    Tuesday, October 23, 2018 4:15 PM

Answers

  • The DataProtectionScope parameter seems to have an effect in the Mono/Xamarin implementation of ProtectedData.Unprotect: ProtectedData.cs, ManagedProtection.cs. It looks like this implementation chooses the decryption RSA key solely based on the DataProtectionScope.

    • Marked as answer by ranta Wednesday, October 24, 2018 10:27 AM
    Wednesday, October 24, 2018 10:27 AM

All replies

  • The DataProtectionScope parameter seems to have an effect in the Mono/Xamarin implementation of ProtectedData.Unprotect: ProtectedData.cs, ManagedProtection.cs. It looks like this implementation chooses the decryption RSA key solely based on the DataProtectionScope.

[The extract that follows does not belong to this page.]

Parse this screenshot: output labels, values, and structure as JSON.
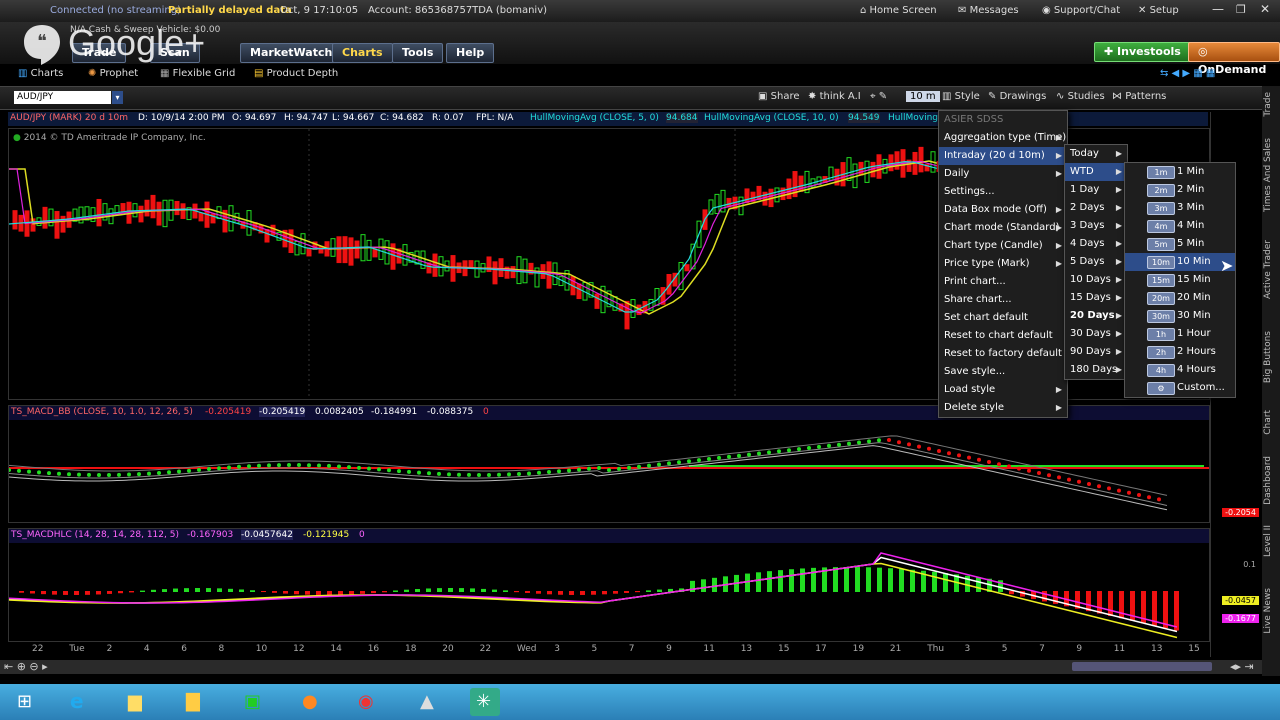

    • Marked as answer by ranta Wednesday, October 24, 2018 10:27 AM
    Wednesday, October 24, 2018 10:27 AM
  • OH, you replied much earlier than I expected. I thought you're MSDN subscriber and waiting the question be escalated to Microsoft Engineers(The 2 days without reply thing).

    Btw, I'll add my answer to the Windows part. When you encrypt with CRYPTPROTECT_LOCAL_MACHINE, the private key corresponding to the sessionkey is stored in "Machine" store instead of "Current user" store. My guess is the CryptUnprotectData() API will seach both location for keys so you need not specify where the key is stored.Of course this is a guess and have to be verified by someone who have access to the code.That's why I prefer to not answer it yesterday.


    Thursday, October 25, 2018 1:40 AM
    Answerer